The Shandwick stone, or Clach a’Charaidh, (see HER MHG8539) is one of a group of Class II Pictish symbol stones on the Tarbat peninsula seaboard, These are carved rectangular slabs several metres high which typically feature a large cross on one side, plus elaborate decoration, enigmatic Pictish symbols and secular or biblical scenes. They are thought to date from the 8th or 9th Centuries AD. For a general guide to the Pictish stones in the Easter Ross area see the Highland Council’s Pictish Trail.
In November 2015 there was a NOSAS field trip to Tarbat to visit the stone at Shandwick, along with those at Hilton of Cadboll and Nigg. Here we were able to obtain access behind the steel framed glass case which now protects the Shandwick stone against the elements. Alan Thompson took some photos of the hunting panel of the stone and then used photogrammetry to bring out the details of the scene.
The top image above shows one of four camera pictures that Alan took of the panel from different angles. He then processed the four images to produce a 3D model of the surface which we can look at in different ways.
The middle image shows the 3D surface with colour/texture removed, but with angled lighting applied to bring out the relief using shadowing.

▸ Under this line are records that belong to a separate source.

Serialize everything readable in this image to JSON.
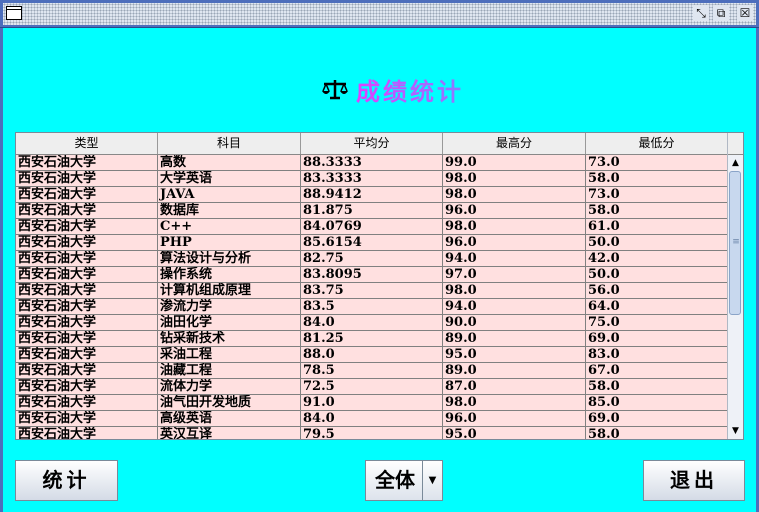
{
  "window": {
    "icons": {
      "app": "window-icon",
      "minimize": "minimize-icon",
      "maximize": "maximize-icon",
      "close": "close-icon"
    }
  },
  "header": {
    "title": "成绩统计",
    "icon": "scale-icon"
  },
  "table": {
    "columns": [
      "类型",
      "科目",
      "平均分",
      "最高分",
      "最低分"
    ],
    "rows": [
      [
        "西安石油大学",
        "高数",
        "88.3333",
        "99.0",
        "73.0"
      ],
      [
        "西安石油大学",
        "大学英语",
        "83.3333",
        "98.0",
        "58.0"
      ],
      [
        "西安石油大学",
        "JAVA",
        "88.9412",
        "98.0",
        "73.0"
      ],
      [
        "西安石油大学",
        "数据库",
        "81.875",
        "96.0",
        "58.0"
      ],
      [
        "西安石油大学",
        "C++",
        "84.0769",
        "98.0",
        "61.0"
      ],
      [
        "西安石油大学",
        "PHP",
        "85.6154",
        "96.0",
        "50.0"
      ],
      [
        "西安石油大学",
        "算法设计与分析",
        "82.75",
        "94.0",
        "42.0"
      ],
      [
        "西安石油大学",
        "操作系统",
        "83.8095",
        "97.0",
        "50.0"
      ],
      [
        "西安石油大学",
        "计算机组成原理",
        "83.75",
        "98.0",
        "56.0"
      ],
      [
        "西安石油大学",
        "渗流力学",
        "83.5",
        "94.0",
        "64.0"
      ],
      [
        "西安石油大学",
        "油田化学",
        "84.0",
        "90.0",
        "75.0"
      ],
      [
        "西安石油大学",
        "钻采新技术",
        "81.25",
        "89.0",
        "69.0"
      ],
      [
        "西安石油大学",
        "采油工程",
        "88.0",
        "95.0",
        "83.0"
      ],
      [
        "西安石油大学",
        "油藏工程",
        "78.5",
        "89.0",
        "67.0"
      ],
      [
        "西安石油大学",
        "流体力学",
        "72.5",
        "87.0",
        "58.0"
      ],
      [
        "西安石油大学",
        "油气田开发地质",
        "91.0",
        "98.0",
        "85.0"
      ],
      [
        "西安石油大学",
        "高级英语",
        "84.0",
        "96.0",
        "69.0"
      ],
      [
        "西安石油大学",
        "英汉互译",
        "79.5",
        "95.0",
        "58.0"
      ]
    ]
  },
  "buttons": {
    "stats": "统计",
    "exit": "退出"
  },
  "filter": {
    "selected": "全体"
  },
  "colors": {
    "background": "#00ffff",
    "row": "#ffe0e0",
    "title_gradient_start": "#e040ff",
    "title_gradient_end": "#8c7bff"
  }
}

Finally in the lower image the 3D surface has been processed to show depth. Areas which are ‘closer’ to the viewer are dark blue, those further away lighter blue, etc to red for distant ones. The red coloured area on the left is due to a broken part of the stone.